I could have sworn that I’d been writing all this time. I create narratives in my head. I imagine typing. I plot what type of imagery I should use to accompany a post. But obviously I have not posted anything in almost two years. I miss it.
Maybe because the last post was actually written by my mom, Susan Skelly (March 7, 1943-July 29, 2016.)
We lost her to &^%$(# cancer last year. The time between her diagnosis and her passing was so quick – June 1st – July 29th – that I feel like I have finally processed the diagnosis. I am still working on processing her death. There are days I feel like I’ve got it (eureka!) and then weeks that go by with a hurt that is still raw.
I’m a little worried because my mom always said that she never got over losing her mom.

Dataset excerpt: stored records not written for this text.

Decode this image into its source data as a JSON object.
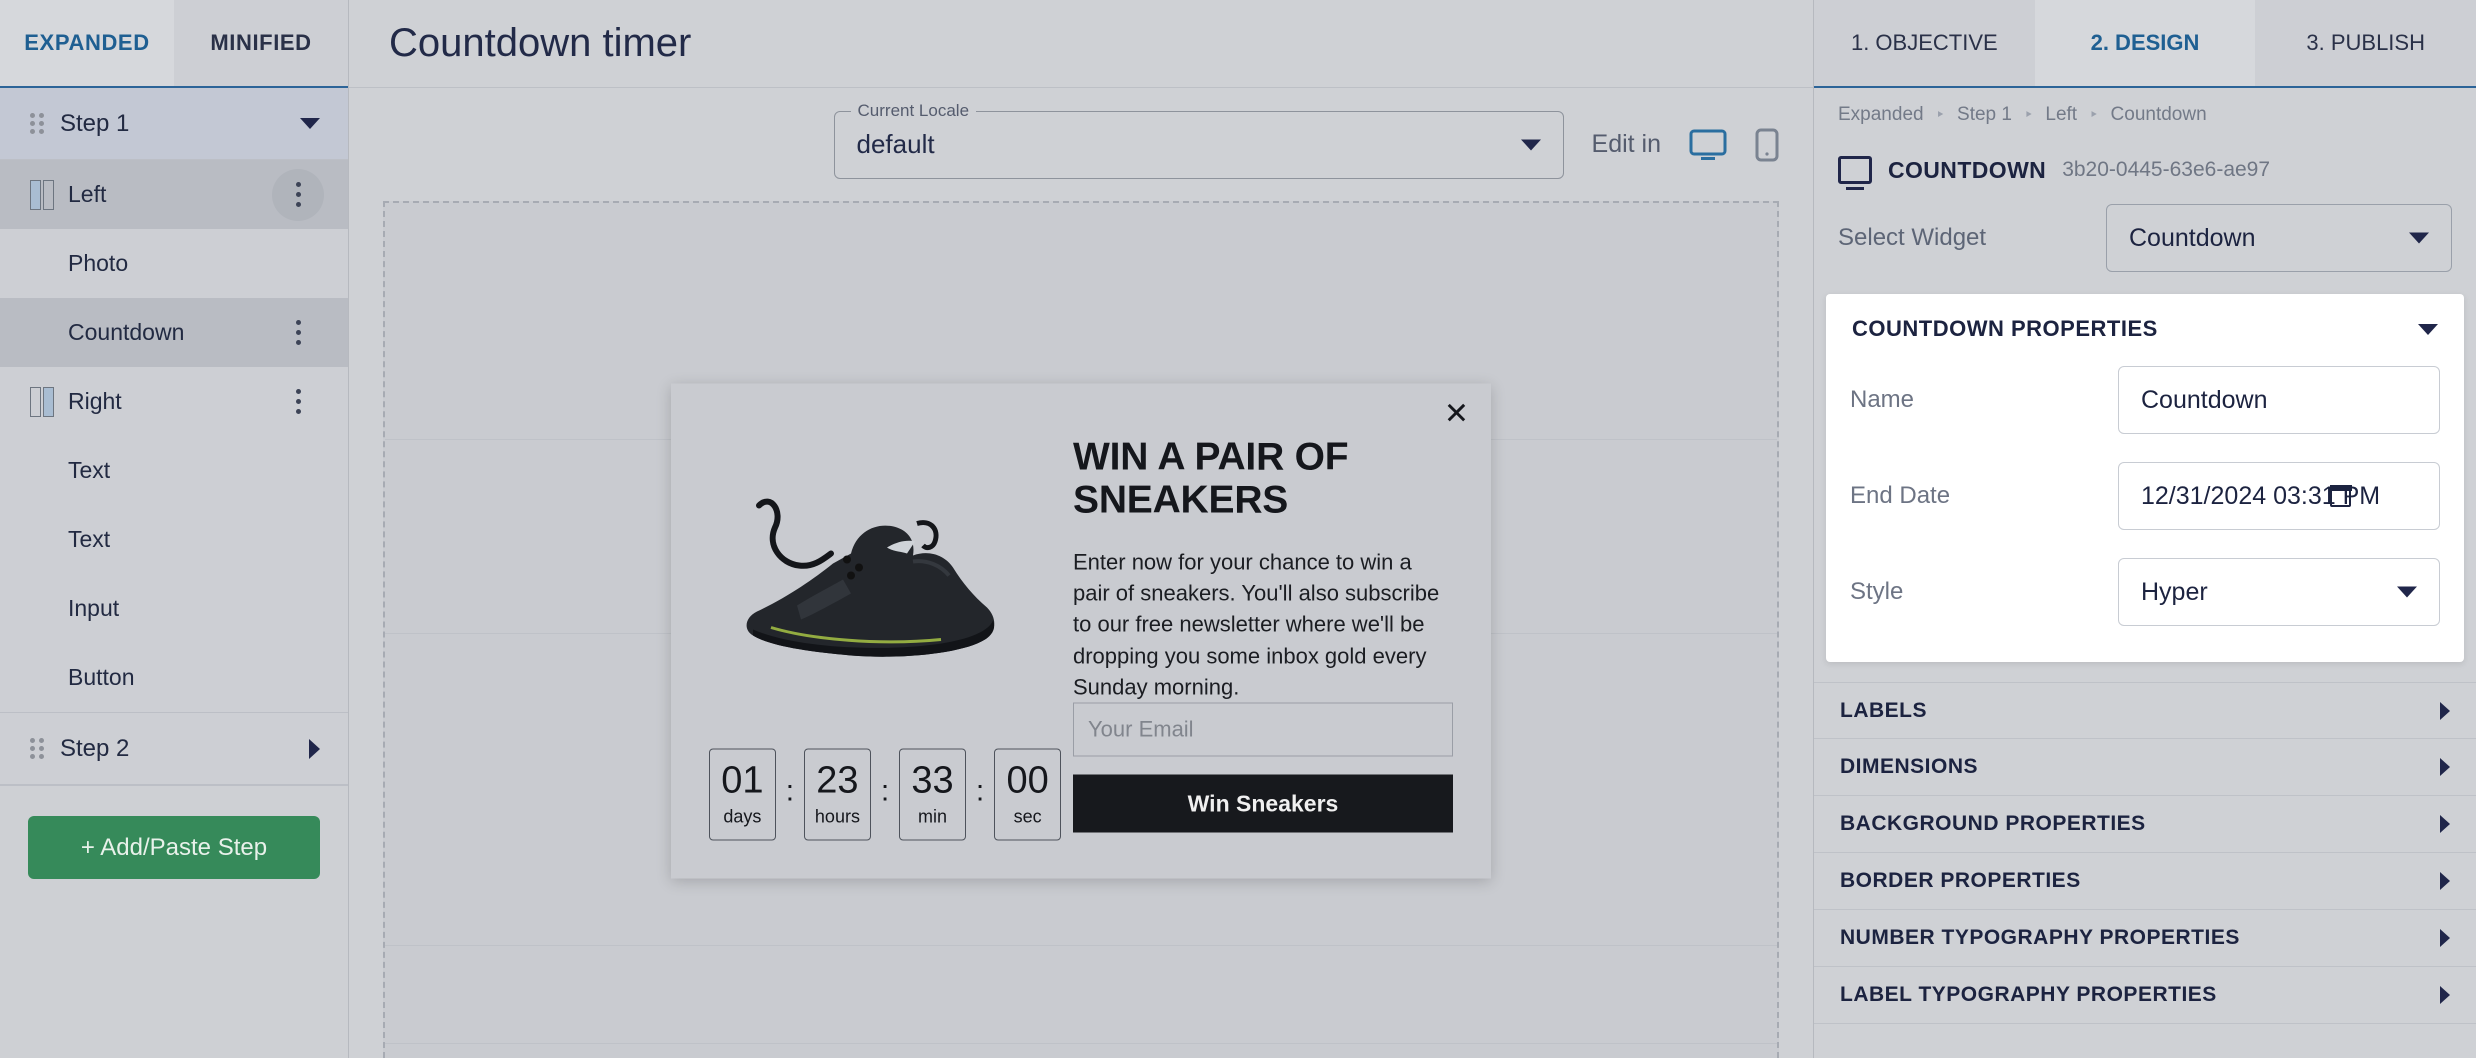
{
  "sidebar": {
    "tabs": [
      {
        "label": "EXPANDED",
        "active": true
      },
      {
        "label": "MINIFIED",
        "active": false
      }
    ],
    "steps": [
      {
        "label": "Step 1",
        "expanded": true
      },
      {
        "label": "Step 2",
        "expanded": false
      }
    ],
    "layers": [
      {
        "label": "Left",
        "type": "column-left",
        "selected": true,
        "kebab": "circle"
      },
      {
        "label": "Photo",
        "type": "child",
        "selected": false,
        "kebab": "none"
      },
      {
        "label": "Countdown",
        "type": "child",
        "selected": true,
        "kebab": "plain"
      },
      {
        "label": "Right",
        "type": "column-right",
        "selected": false,
        "kebab": "plain"
      },
      {
        "label": "Text",
        "type": "child",
        "selected": false,
        "kebab": "none"
      },
      {
        "label": "Text",
        "type": "child",
        "selected": false,
        "kebab": "none"
      },
      {
        "label": "Input",
        "type": "child",
        "selected": false,
        "kebab": "none"
      },
      {
        "label": "Button",
        "type": "child",
        "selected": false,
        "kebab": "none"
      }
    ],
    "add_step_label": "+ Add/Paste Step"
  },
  "center": {
    "title": "Countdown timer",
    "locale": {
      "legend": "Current Locale",
      "value": "default"
    },
    "edit_in_label": "Edit in",
    "devices": [
      {
        "name": "desktop-icon",
        "active": true
      },
      {
        "name": "mobile-icon",
        "active": false
      }
    ]
  },
  "modal": {
    "close_label": "✕",
    "headline": "WIN A PAIR OF SNEAKERS",
    "body": "Enter now for your chance to win a pair of sneakers. You'll also subscribe to our free newsletter where we'll be dropping you some inbox gold every Sunday morning.",
    "email_placeholder": "Your Email",
    "submit_label": "Win Sneakers",
    "timer": [
      {
        "value": "01",
        "unit": "days"
      },
      {
        "value": "23",
        "unit": "hours"
      },
      {
        "value": "33",
        "unit": "min"
      },
      {
        "value": "00",
        "unit": "sec"
      }
    ],
    "separator": ":"
  },
  "right_panel": {
    "tabs": [
      {
        "label": "1. OBJECTIVE",
        "active": false
      },
      {
        "label": "2. DESIGN",
        "active": true
      },
      {
        "label": "3. PUBLISH",
        "active": false
      }
    ],
    "breadcrumb": [
      "Expanded",
      "Step 1",
      "Left",
      "Countdown"
    ],
    "breadcrumb_separator": "‣",
    "widget": {
      "title": "COUNTDOWN",
      "id": "3b20-0445-63e6-ae97",
      "select_widget_label": "Select Widget",
      "select_widget_value": "Countdown"
    },
    "properties": {
      "header": "COUNTDOWN PROPERTIES",
      "name_label": "Name",
      "name_value": "Countdown",
      "end_date_label": "End Date",
      "end_date_value": "12/31/2024  03:31  PM",
      "style_label": "Style",
      "style_value": "Hyper"
    },
    "sections": [
      "LABELS",
      "DIMENSIONS",
      "BACKGROUND PROPERTIES",
      "BORDER PROPERTIES",
      "NUMBER TYPOGRAPHY PROPERTIES",
      "LABEL TYPOGRAPHY PROPERTIES"
    ]
  },
  "colors": {
    "accent_blue": "#1f5f92",
    "green_button": "#368a5a",
    "app_bg": "#cfd1d5",
    "dark_button": "#17191d"
  }
}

Everyone dies (duh). I am surrounded by people who have experienced loss, and for those who have been lucky, it is just a matter of time. And yet, despite everyone (everyone!) knowing that loss is a part of life, the collective ‘we’ just simply don’t deal with it very well.
“The first year is so hard.” Sigh. Yes, the first year was so hard. I still had the physical instinct to pick up the phone every day. But passing the anniversary of her death didn’t magically part the clouds or take away the hurt.

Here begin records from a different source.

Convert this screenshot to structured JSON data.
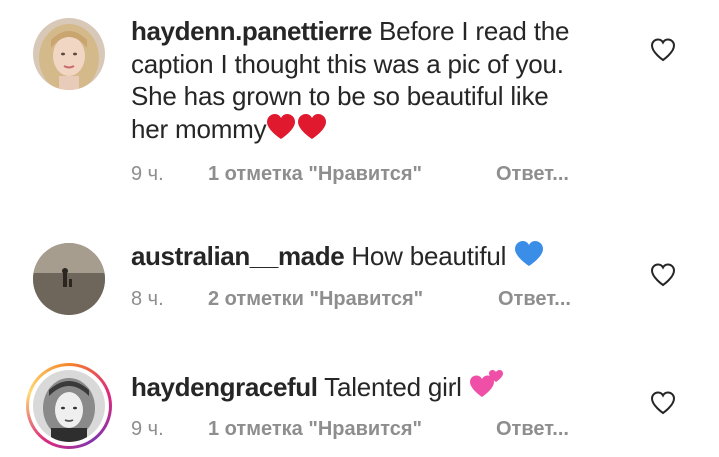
{
  "comments": [
    {
      "username": "haydenn.panettierre",
      "line1": "Before I read the",
      "line2": "caption I thought this was a pic of you.",
      "line3": "She has grown to be so beautiful like",
      "line4": "her mommy",
      "emoji": "❤❤",
      "time": "9 ч.",
      "likes": "1 отметка \"Нравится\"",
      "reply": "Ответ..."
    },
    {
      "username": "australian__made",
      "text": "How beautiful",
      "emoji": "💙",
      "time": "8 ч.",
      "likes": "2 отметки \"Нравится\"",
      "reply": "Ответ..."
    },
    {
      "username": "haydengraceful",
      "text": "Talented girl",
      "emoji": "💕",
      "time": "9 ч.",
      "likes": "1 отметка \"Нравится\"",
      "reply": "Ответ..."
    }
  ],
  "icons": {
    "like": "heart-outline-icon",
    "like_color": "#262626",
    "heart_emoji_color": "#e0192f",
    "blue_heart_color": "#3b8ee8",
    "pink_hearts_color": "#f04fa7",
    "story_ring_colors": [
      "#f58529",
      "#dd2a7b",
      "#8134af",
      "#feda77"
    ]
  },
  "colors": {
    "text": "#262626",
    "meta": "#8e8e8e"
  }
}
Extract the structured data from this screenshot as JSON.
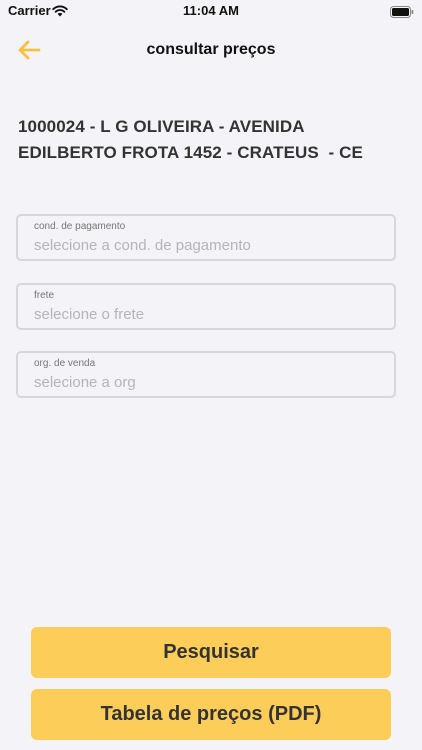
{
  "status_bar": {
    "carrier": "Carrier",
    "time": "11:04 AM"
  },
  "header": {
    "title": "consultar preços",
    "back_icon": "arrow-left-icon",
    "accent_color": "#f5c13f"
  },
  "customer": {
    "line1": "1000024 - L G OLIVEIRA - AVENIDA",
    "line2": "EDILBERTO FROTA 1452 - CRATEUS  - CE"
  },
  "form": {
    "payment_condition": {
      "label": "cond. de pagamento",
      "placeholder": "selecione a cond. de pagamento"
    },
    "freight": {
      "label": "frete",
      "placeholder": "selecione o frete"
    },
    "sales_org": {
      "label": "org. de venda",
      "placeholder": "selecione a org"
    }
  },
  "actions": {
    "search_label": "Pesquisar",
    "pdf_label": "Tabela de preços (PDF)",
    "button_color": "#fdcd5a"
  }
}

But, I don’t reflexively pick up the phone anymore to call her, so I guess that is a good thing? It doesn’t take away the need to talk to her – to have her talk me off the proverbial ledge (OMG I have a full blown teenager and I need my mom to remind me that this too shall pass.)

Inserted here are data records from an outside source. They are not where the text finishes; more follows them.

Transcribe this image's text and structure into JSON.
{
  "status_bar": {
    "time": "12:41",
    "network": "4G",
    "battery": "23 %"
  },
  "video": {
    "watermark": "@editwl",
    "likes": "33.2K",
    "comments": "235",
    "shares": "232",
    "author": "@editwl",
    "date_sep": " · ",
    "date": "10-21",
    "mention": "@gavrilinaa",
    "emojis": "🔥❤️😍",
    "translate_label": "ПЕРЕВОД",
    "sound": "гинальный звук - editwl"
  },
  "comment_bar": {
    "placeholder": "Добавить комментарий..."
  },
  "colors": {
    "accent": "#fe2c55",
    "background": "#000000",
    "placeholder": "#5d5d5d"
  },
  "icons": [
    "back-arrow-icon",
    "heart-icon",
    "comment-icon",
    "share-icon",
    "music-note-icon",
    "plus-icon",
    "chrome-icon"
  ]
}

The “work” of dealing with her life and death is nearly over. Her house is sold, we divided up her pottery and special life artifacts, we took care of the paperwork and the accounts and relocated the cats. There are a few boxes of things we want to revisit later – maybe sell or maybe keep. But we just couldn’t do it all. Even though the literal and figurative “heavy lifting” of settling the estate is done, it didn’t magically turn a page in the manual on how-to-process-loss.
I can talk about her without crying sometimes (but as my dear amazing friends know, I cry ugly tears too.) Damn it how I long for her voice, her advice, her laugh.
The habit of living with her loss is setting in. But the grief, it isn’t settled.